■ Problem description ■
Go through the records and set each one down exactly, skipping any picture.
☆ ☆ ☆
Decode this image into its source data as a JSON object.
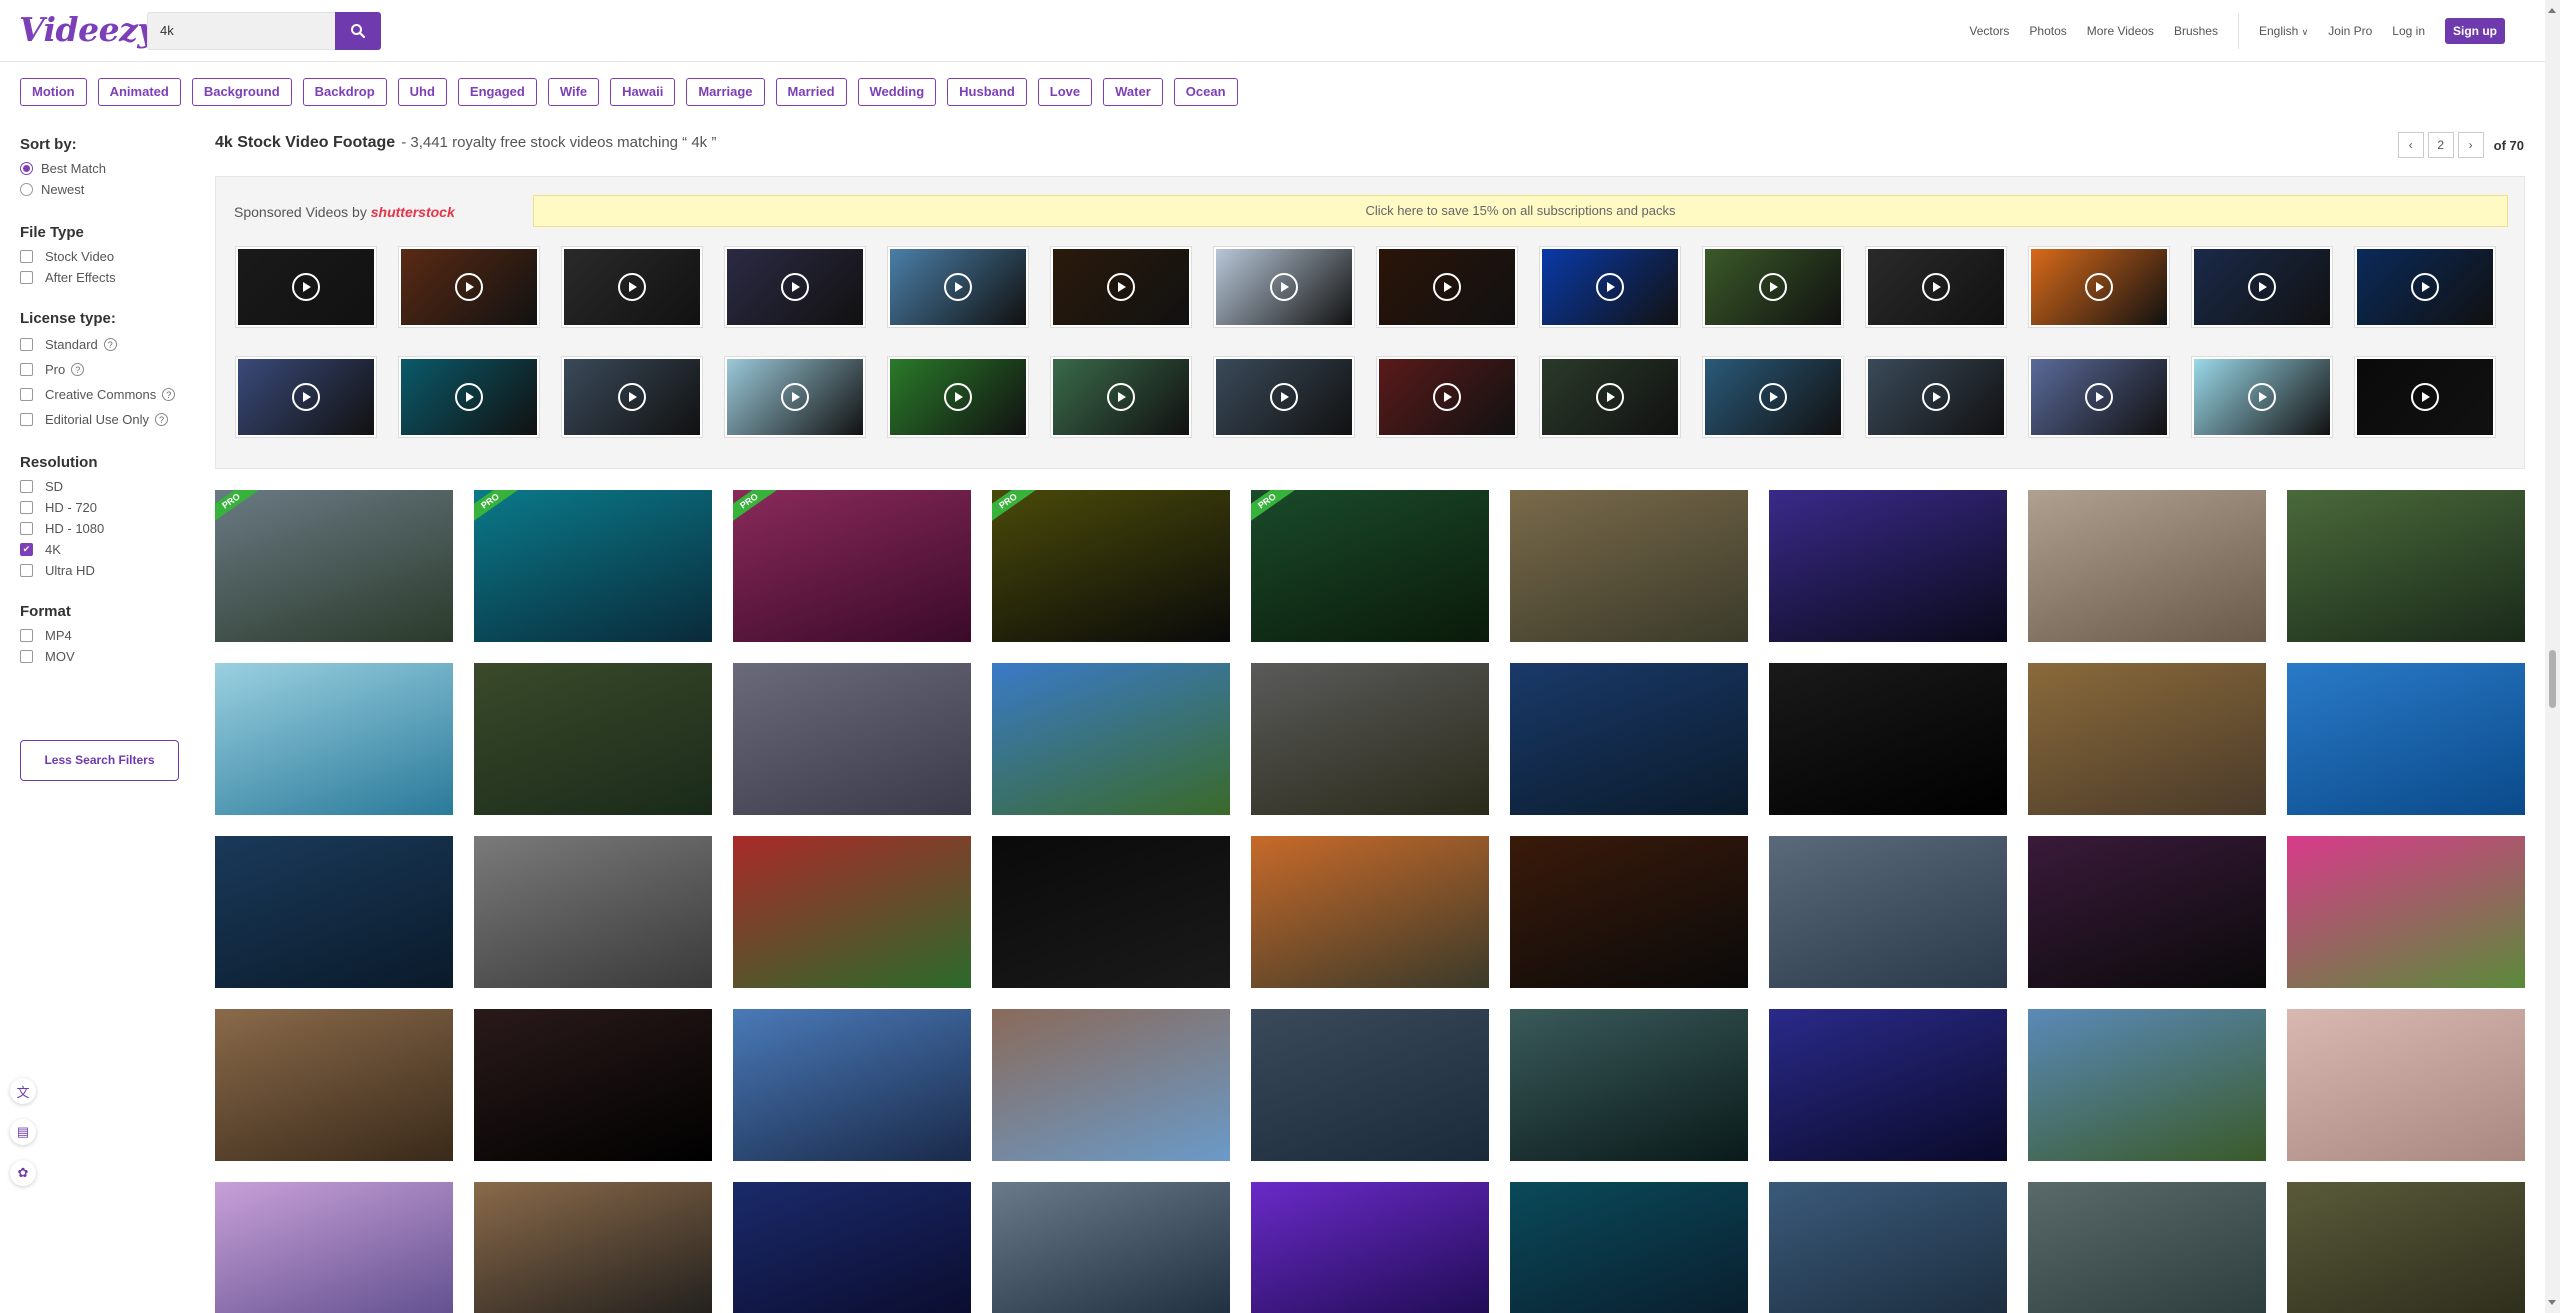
{
  "header": {
    "logo": "Videezy",
    "search_value": "4k",
    "nav": [
      "Vectors",
      "Photos",
      "More Videos",
      "Brushes"
    ],
    "language": "English",
    "join_pro": "Join Pro",
    "log_in": "Log in",
    "sign_up": "Sign up"
  },
  "tags": [
    "Motion",
    "Animated",
    "Background",
    "Backdrop",
    "Uhd",
    "Engaged",
    "Wife",
    "Hawaii",
    "Marriage",
    "Married",
    "Wedding",
    "Husband",
    "Love",
    "Water",
    "Ocean"
  ],
  "sidebar": {
    "sort_title": "Sort by:",
    "sort_options": [
      "Best Match",
      "Newest"
    ],
    "file_type_title": "File Type",
    "file_types": [
      "Stock Video",
      "After Effects"
    ],
    "license_title": "License type:",
    "licenses": [
      "Standard",
      "Pro",
      "Creative Commons",
      "Editorial Use Only"
    ],
    "resolution_title": "Resolution",
    "resolutions": [
      "SD",
      "HD - 720",
      "HD - 1080",
      "4K",
      "Ultra HD"
    ],
    "format_title": "Format",
    "formats": [
      "MP4",
      "MOV"
    ],
    "less_filters": "Less Search Filters"
  },
  "results": {
    "title": "4k Stock Video Footage",
    "subtitle": "- 3,441 royalty free stock videos matching “ 4k ”",
    "page": "2",
    "of_pages": "of 70"
  },
  "sponsored": {
    "label": "Sponsored Videos by",
    "brand": "shutterstock",
    "promo": "Click here to save 15% on all subscriptions and packs",
    "thumbs": [
      "#1a1a1a",
      "#5a2a14",
      "#2a2a2a",
      "#2c2a44",
      "#4a7fa8",
      "#2a1a0a",
      "#b8c8d8",
      "#2a1408",
      "#0a3aa8",
      "#3a5a28",
      "#2a2a2a",
      "#d86a1a",
      "#1a2a4a",
      "#0a2a5a",
      "#3a4a7a",
      "#0a5a6a",
      "#3a4a5a",
      "#9ac8d8",
      "#2a7a2a",
      "#3a6a4a",
      "#3a4a5a",
      "#5a1a1a",
      "#2a3a2a",
      "#2a5a7a",
      "#3a4a5a",
      "#5a6a9a",
      "#9ad8e8",
      "#0a0a0a"
    ]
  },
  "grid": {
    "thumbs": [
      {
        "c1": "#6a7a84",
        "c2": "#2a3a2a",
        "pro": true
      },
      {
        "c1": "#0a7a8a",
        "c2": "#0a2a3a",
        "pro": true
      },
      {
        "c1": "#8a2a5a",
        "c2": "#3a0a2a",
        "pro": true
      },
      {
        "c1": "#4a4a0a",
        "c2": "#0a0a0a",
        "pro": true
      },
      {
        "c1": "#1a4a2a",
        "c2": "#0a1a0a",
        "pro": true
      },
      {
        "c1": "#7a6a4a",
        "c2": "#3a3a2a",
        "pro": false
      },
      {
        "c1": "#3a2a8a",
        "c2": "#0a0a1a",
        "pro": false
      },
      {
        "c1": "#b0a090",
        "c2": "#6a5a4a",
        "pro": false
      },
      {
        "c1": "#4a6a3a",
        "c2": "#1a2a1a",
        "pro": false
      },
      {
        "c1": "#9ad0e0",
        "c2": "#2a7a9a",
        "pro": false
      },
      {
        "c1": "#3a4a2a",
        "c2": "#1a2a1a",
        "pro": false
      },
      {
        "c1": "#6a6a7a",
        "c2": "#3a3a4a",
        "pro": false
      },
      {
        "c1": "#3a7ac8",
        "c2": "#3a6a2a",
        "pro": false
      },
      {
        "c1": "#5a5a5a",
        "c2": "#2a2a1a",
        "pro": false
      },
      {
        "c1": "#1a3a6a",
        "c2": "#0a1a2a",
        "pro": false
      },
      {
        "c1": "#1a1a1a",
        "c2": "#000000",
        "pro": false
      },
      {
        "c1": "#8a6a3a",
        "c2": "#4a3a2a",
        "pro": false
      },
      {
        "c1": "#2a7ac8",
        "c2": "#0a4a8a",
        "pro": false
      },
      {
        "c1": "#1a3a5a",
        "c2": "#0a1a2a",
        "pro": false
      },
      {
        "c1": "#7a7a7a",
        "c2": "#3a3a3a",
        "pro": false
      },
      {
        "c1": "#aa2a2a",
        "c2": "#2a6a2a",
        "pro": false
      },
      {
        "c1": "#0a0a0a",
        "c2": "#1a1a1a",
        "pro": false
      },
      {
        "c1": "#c86a2a",
        "c2": "#3a3a2a",
        "pro": false
      },
      {
        "c1": "#3a1a0a",
        "c2": "#0a0a0a",
        "pro": false
      },
      {
        "c1": "#5a6a7a",
        "c2": "#2a3a4a",
        "pro": false
      },
      {
        "c1": "#3a1a3a",
        "c2": "#0a0a0a",
        "pro": false
      },
      {
        "c1": "#d83a8a",
        "c2": "#5a8a3a",
        "pro": false
      },
      {
        "c1": "#8a6a4a",
        "c2": "#3a2a1a",
        "pro": false
      },
      {
        "c1": "#2a1a1a",
        "c2": "#000000",
        "pro": false
      },
      {
        "c1": "#4a7ab8",
        "c2": "#1a2a4a",
        "pro": false
      },
      {
        "c1": "#8a6a5a",
        "c2": "#6a9ac8",
        "pro": false
      },
      {
        "c1": "#3a4a5a",
        "c2": "#1a2a3a",
        "pro": false
      },
      {
        "c1": "#3a5a5a",
        "c2": "#0a1a1a",
        "pro": false
      },
      {
        "c1": "#2a2a8a",
        "c2": "#0a0a2a",
        "pro": false
      },
      {
        "c1": "#5a8ab8",
        "c2": "#3a5a2a",
        "pro": false
      },
      {
        "c1": "#d8b8b0",
        "c2": "#a88880",
        "pro": false
      },
      {
        "c1": "#c8a0d8",
        "c2": "#5a4a8a",
        "pro": false
      },
      {
        "c1": "#8a6a4a",
        "c2": "#1a1a1a",
        "pro": false
      },
      {
        "c1": "#1a2a6a",
        "c2": "#0a0a2a",
        "pro": false
      },
      {
        "c1": "#6a7a8a",
        "c2": "#1a2a3a",
        "pro": false
      },
      {
        "c1": "#6a2ac8",
        "c2": "#1a0a4a",
        "pro": false
      },
      {
        "c1": "#0a4a5a",
        "c2": "#0a1a2a",
        "pro": false
      },
      {
        "c1": "#3a5a7a",
        "c2": "#1a2a3a",
        "pro": false
      },
      {
        "c1": "#5a6a6a",
        "c2": "#2a3a3a",
        "pro": false
      },
      {
        "c1": "#5a5a3a",
        "c2": "#2a2a1a",
        "pro": false
      }
    ]
  }
}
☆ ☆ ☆
■ Response area ■
Decode this image into its source data as a JSON object.
{
  "header": {
    "logo": "Videezy",
    "search_value": "4k",
    "nav": [
      "Vectors",
      "Photos",
      "More Videos",
      "Brushes"
    ],
    "language": "English",
    "join_pro": "Join Pro",
    "log_in": "Log in",
    "sign_up": "Sign up"
  },
  "tags": [
    "Motion",
    "Animated",
    "Background",
    "Backdrop",
    "Uhd",
    "Engaged",
    "Wife",
    "Hawaii",
    "Marriage",
    "Married",
    "Wedding",
    "Husband",
    "Love",
    "Water",
    "Ocean"
  ],
  "sidebar": {
    "sort_title": "Sort by:",
    "sort_options": [
      "Best Match",
      "Newest"
    ],
    "file_type_title": "File Type",
    "file_types": [
      "Stock Video",
      "After Effects"
    ],
    "license_title": "License type:",
    "licenses": [
      "Standard",
      "Pro",
      "Creative Commons",
      "Editorial Use Only"
    ],
    "resolution_title": "Resolution",
    "resolutions": [
      "SD",
      "HD - 720",
      "HD - 1080",
      "4K",
      "Ultra HD"
    ],
    "format_title": "Format",
    "formats": [
      "MP4",
      "MOV"
    ],
    "less_filters": "Less Search Filters"
  },
  "results": {
    "title": "4k Stock Video Footage",
    "subtitle": "- 3,441 royalty free stock videos matching “ 4k ”",
    "page": "2",
    "of_pages": "of 70"
  },
  "sponsored": {
    "label": "Sponsored Videos by",
    "brand": "shutterstock",
    "promo": "Click here to save 15% on all subscriptions and packs",
    "thumbs": [
      "#1a1a1a",
      "#5a2a14",
      "#2a2a2a",
      "#2c2a44",
      "#4a7fa8",
      "#2a1a0a",
      "#b8c8d8",
      "#2a1408",
      "#0a3aa8",
      "#3a5a28",
      "#2a2a2a",
      "#d86a1a",
      "#1a2a4a",
      "#0a2a5a",
      "#3a4a7a",
      "#0a5a6a",
      "#3a4a5a",
      "#9ac8d8",
      "#2a7a2a",
      "#3a6a4a",
      "#3a4a5a",
      "#5a1a1a",
      "#2a3a2a",
      "#2a5a7a",
      "#3a4a5a",
      "#5a6a9a",
      "#9ad8e8",
      "#0a0a0a"
    ]
  },
  "grid": {
    "thumbs": [
      {
        "c1": "#6a7a84",
        "c2": "#2a3a2a",
        "pro": true
      },
      {
        "c1": "#0a7a8a",
        "c2": "#0a2a3a",
        "pro": true
      },
      {
        "c1": "#8a2a5a",
        "c2": "#3a0a2a",
        "pro": true
      },
      {
        "c1": "#4a4a0a",
        "c2": "#0a0a0a",
        "pro": true
      },
      {
        "c1": "#1a4a2a",
        "c2": "#0a1a0a",
        "pro": true
      },
      {
        "c1": "#7a6a4a",
        "c2": "#3a3a2a",
        "pro": false
      },
      {
        "c1": "#3a2a8a",
        "c2": "#0a0a1a",
        "pro": false
      },
      {
        "c1": "#b0a090",
        "c2": "#6a5a4a",
        "pro": false
      },
      {
        "c1": "#4a6a3a",
        "c2": "#1a2a1a",
        "pro": false
      },
      {
        "c1": "#9ad0e0",
        "c2": "#2a7a9a",
        "pro": false
      },
      {
        "c1": "#3a4a2a",
        "c2": "#1a2a1a",
        "pro": false
      },
      {
        "c1": "#6a6a7a",
        "c2": "#3a3a4a",
        "pro": false
      },
      {
        "c1": "#3a7ac8",
        "c2": "#3a6a2a",
        "pro": false
      },
      {
        "c1": "#5a5a5a",
        "c2": "#2a2a1a",
        "pro": false
      },
      {
        "c1": "#1a3a6a",
        "c2": "#0a1a2a",
        "pro": false
      },
      {
        "c1": "#1a1a1a",
        "c2": "#000000",
        "pro": false
      },
      {
        "c1": "#8a6a3a",
        "c2": "#4a3a2a",
        "pro": false
      },
      {
        "c1": "#2a7ac8",
        "c2": "#0a4a8a",
        "pro": false
      },
      {
        "c1": "#1a3a5a",
        "c2": "#0a1a2a",
        "pro": false
      },
      {
        "c1": "#7a7a7a",
        "c2": "#3a3a3a",
        "pro": false
      },
      {
        "c1": "#aa2a2a",
        "c2": "#2a6a2a",
        "pro": false
      },
      {
        "c1": "#0a0a0a",
        "c2": "#1a1a1a",
        "pro": false
      },
      {
        "c1": "#c86a2a",
        "c2": "#3a3a2a",
        "pro": false
      },
      {
        "c1": "#3a1a0a",
        "c2": "#0a0a0a",
        "pro": false
      },
      {
        "c1": "#5a6a7a",
        "c2": "#2a3a4a",
        "pro": false
      },
      {
        "c1": "#3a1a3a",
        "c2": "#0a0a0a",
        "pro": false
      },
      {
        "c1": "#d83a8a",
        "c2": "#5a8a3a",
        "pro": false
      },
      {
        "c1": "#8a6a4a",
        "c2": "#3a2a1a",
        "pro": false
      },
      {
        "c1": "#2a1a1a",
        "c2": "#000000",
        "pro": false
      },
      {
        "c1": "#4a7ab8",
        "c2": "#1a2a4a",
        "pro": false
      },
      {
        "c1": "#8a6a5a",
        "c2": "#6a9ac8",
        "pro": false
      },
      {
        "c1": "#3a4a5a",
        "c2": "#1a2a3a",
        "pro": false
      },
      {
        "c1": "#3a5a5a",
        "c2": "#0a1a1a",
        "pro": false
      },
      {
        "c1": "#2a2a8a",
        "c2": "#0a0a2a",
        "pro": false
      },
      {
        "c1": "#5a8ab8",
        "c2": "#3a5a2a",
        "pro": false
      },
      {
        "c1": "#d8b8b0",
        "c2": "#a88880",
        "pro": false
      },
      {
        "c1": "#c8a0d8",
        "c2": "#5a4a8a",
        "pro": false
      },
      {
        "c1": "#8a6a4a",
        "c2": "#1a1a1a",
        "pro": false
      },
      {
        "c1": "#1a2a6a",
        "c2": "#0a0a2a",
        "pro": false
      },
      {
        "c1": "#6a7a8a",
        "c2": "#1a2a3a",
        "pro": false
      },
      {
        "c1": "#6a2ac8",
        "c2": "#1a0a4a",
        "pro": false
      },
      {
        "c1": "#0a4a5a",
        "c2": "#0a1a2a",
        "pro": false
      },
      {
        "c1": "#3a5a7a",
        "c2": "#1a2a3a",
        "pro": false
      },
      {
        "c1": "#5a6a6a",
        "c2": "#2a3a3a",
        "pro": false
      },
      {
        "c1": "#5a5a3a",
        "c2": "#2a2a1a",
        "pro": false
      }
    ]
  }
}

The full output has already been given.